Introduction to Requirement Management
Requirement management is the most critical aspect of software development projects. The absence of detailed, upfront requirements is found to be the primary cause of failure for most of the software projects.
In our traditional waterfall development model, requirements are defined, detailed and the scope is approved(or frozen) before the coding phase begins. Most of these projects assume that the requirements are well understood in the beginning so they would that change.
Even if the change comes after software delivery, it will be treated as a change request (CR) to be developed later. Similarly, here the internet thinking is that the entire scope of the project is critical and hence, prioritization and delivering few requirements early in the project would be immaterial.

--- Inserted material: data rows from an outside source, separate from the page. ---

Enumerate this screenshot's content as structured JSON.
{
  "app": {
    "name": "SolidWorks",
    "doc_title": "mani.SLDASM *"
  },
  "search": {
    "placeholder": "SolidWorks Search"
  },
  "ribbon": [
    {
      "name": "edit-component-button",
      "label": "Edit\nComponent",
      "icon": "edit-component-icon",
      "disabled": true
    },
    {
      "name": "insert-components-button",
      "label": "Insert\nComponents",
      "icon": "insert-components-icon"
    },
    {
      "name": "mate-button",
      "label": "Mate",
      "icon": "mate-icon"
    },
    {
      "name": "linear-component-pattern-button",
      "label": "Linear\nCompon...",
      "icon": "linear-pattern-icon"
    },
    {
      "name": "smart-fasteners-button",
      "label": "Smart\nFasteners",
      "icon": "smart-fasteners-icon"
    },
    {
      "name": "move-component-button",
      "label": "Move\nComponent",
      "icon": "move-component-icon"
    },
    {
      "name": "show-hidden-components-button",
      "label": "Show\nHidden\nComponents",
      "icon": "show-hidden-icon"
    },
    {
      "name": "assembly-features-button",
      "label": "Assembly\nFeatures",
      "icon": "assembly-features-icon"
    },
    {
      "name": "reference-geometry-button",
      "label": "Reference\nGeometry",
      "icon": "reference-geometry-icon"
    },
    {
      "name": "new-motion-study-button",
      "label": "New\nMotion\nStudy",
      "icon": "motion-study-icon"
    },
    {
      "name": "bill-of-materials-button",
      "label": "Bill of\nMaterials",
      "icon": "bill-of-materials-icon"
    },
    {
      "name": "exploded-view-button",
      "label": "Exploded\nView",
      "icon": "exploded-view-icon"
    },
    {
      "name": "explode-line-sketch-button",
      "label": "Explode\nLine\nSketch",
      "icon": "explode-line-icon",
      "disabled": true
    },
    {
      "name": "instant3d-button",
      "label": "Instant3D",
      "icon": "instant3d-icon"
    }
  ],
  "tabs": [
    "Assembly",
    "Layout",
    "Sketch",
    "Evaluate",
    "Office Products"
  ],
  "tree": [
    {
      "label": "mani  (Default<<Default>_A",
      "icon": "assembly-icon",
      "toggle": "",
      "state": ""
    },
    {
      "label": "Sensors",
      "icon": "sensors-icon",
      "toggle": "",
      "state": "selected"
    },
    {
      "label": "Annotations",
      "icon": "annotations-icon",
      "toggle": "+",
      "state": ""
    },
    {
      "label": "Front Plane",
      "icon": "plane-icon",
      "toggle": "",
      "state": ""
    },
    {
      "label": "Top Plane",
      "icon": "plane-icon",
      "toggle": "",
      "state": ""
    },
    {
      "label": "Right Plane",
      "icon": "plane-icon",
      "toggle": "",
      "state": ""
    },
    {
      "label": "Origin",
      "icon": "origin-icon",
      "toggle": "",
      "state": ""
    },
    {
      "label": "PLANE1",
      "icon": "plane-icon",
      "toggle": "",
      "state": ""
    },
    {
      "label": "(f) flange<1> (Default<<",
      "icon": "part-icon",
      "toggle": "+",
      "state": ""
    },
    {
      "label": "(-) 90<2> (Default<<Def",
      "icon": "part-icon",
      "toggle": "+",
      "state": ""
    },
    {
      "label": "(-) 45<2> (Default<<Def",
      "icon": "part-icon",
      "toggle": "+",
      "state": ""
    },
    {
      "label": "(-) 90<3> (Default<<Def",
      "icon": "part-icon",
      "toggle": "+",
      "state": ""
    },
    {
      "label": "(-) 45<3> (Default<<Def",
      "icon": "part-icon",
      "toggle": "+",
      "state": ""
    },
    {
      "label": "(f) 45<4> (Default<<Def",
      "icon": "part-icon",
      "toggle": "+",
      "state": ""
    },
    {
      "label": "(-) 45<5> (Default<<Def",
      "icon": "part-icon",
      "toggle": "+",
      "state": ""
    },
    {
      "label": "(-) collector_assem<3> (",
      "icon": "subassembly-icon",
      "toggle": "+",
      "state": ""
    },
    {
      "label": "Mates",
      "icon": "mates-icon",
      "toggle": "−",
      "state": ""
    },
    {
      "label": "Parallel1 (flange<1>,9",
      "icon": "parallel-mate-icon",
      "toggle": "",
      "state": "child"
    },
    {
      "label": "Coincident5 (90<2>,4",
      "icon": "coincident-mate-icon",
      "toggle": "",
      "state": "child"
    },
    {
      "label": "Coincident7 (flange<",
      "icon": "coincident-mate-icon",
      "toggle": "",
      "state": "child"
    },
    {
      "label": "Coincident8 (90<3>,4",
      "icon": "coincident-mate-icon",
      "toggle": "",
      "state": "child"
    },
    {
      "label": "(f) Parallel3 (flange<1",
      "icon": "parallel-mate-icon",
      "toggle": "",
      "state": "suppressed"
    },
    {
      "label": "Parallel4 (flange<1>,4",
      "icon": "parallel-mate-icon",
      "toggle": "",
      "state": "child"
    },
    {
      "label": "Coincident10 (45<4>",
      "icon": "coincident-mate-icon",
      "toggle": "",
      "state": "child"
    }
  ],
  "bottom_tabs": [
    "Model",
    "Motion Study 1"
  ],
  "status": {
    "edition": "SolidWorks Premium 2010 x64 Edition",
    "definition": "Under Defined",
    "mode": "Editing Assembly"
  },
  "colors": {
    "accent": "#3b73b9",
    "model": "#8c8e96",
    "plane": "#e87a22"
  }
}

In contrast, Agile frameworks provide flexibility to form changes in requirements, define new requirements and shuffle priorities even within the late stage of development. The most popular Agile methods such as Serum, XP are based on the concept of completing, small but valuable requirements in short iteration.
In addition, here the requirements are defined, prioritized and sliced to ensure that valuable software is developed, tested and released in a shorter release cycle continuously.
The challenges of requirement gathering
For the success of any project, whether executed in a traditional model or Agile, defining requirements clearly plays a major role. One of the most common challenges faced is the customer’s inability to articulate clearly what they want. Requirements that are not developed properly result in expectation mismatch.
Since in the Agile framework, a complete set of requirements evolve over time, it becomes difficult to decide when to stop defining and start developing. The market pressure and feedback from end-users add to constant changes in requirements against demanding timelines.
The following are the major challenges for requirements definition in the context of agile project execution.
Requirements Gathering and Elaboration
Requirements gathering and elaboration is not a separate phase in Agile. It is a challenge to keep refining the requirements, understand and articulate value progressively on the basis of conversation between the team and business stakeholders in short cycles.
When requirements are not clear, it is a challenge for the team to commit the completion of planned user stories in short iterations (2-4 weeks).
Adapting to changing requirements
Teams find it difficult to adopt the culture of continuous change in requirements.
Often the requirements are defined as a large piece of work and efforts are not invested to create small requirements with business value that can be delivered faster.
Most of the time, it is assumed that all requirements are of some priority and need to be delivered once the scope is final, which is a significant challenge while moving from the traditional model to the Agile mindset. Prioritizing requirements is neglected most of the time. It is important to understand that developing and delivering requirements to production takes efforts. Lack of prioritization leads to the team delivering features that are of lesser/no value or not required by product users.
When requirements are defined and are handed over to the development team without a discussion, interpretation of requirements differs from each member of the team due to the wide communication gap.
Availability of business stakeholders
The availability of business stakeholders should be more frequent to answer team queries on daily bans or as and when required. Investing or budgeting time for this and also for regular product demonstration is a challenge.
Quite often, both teams and business stakeholders assume points about requirements without discussing, documenting or clarifying, which leads to change requirements (PRS) or defects when product is delivered, leading to conflicts.
Costing schedule and team allocation
As opposed to traditional models where the project cost can be estimated based on detailed scope, for the Agile project, to estimate the cost, schedule, and team allocation plan is a challenge.
In the absence of an effective mechanism to deal with requirements definition and prioritization challenge, the project, even if delivered, can fall short of satisfying the need of stakeholders.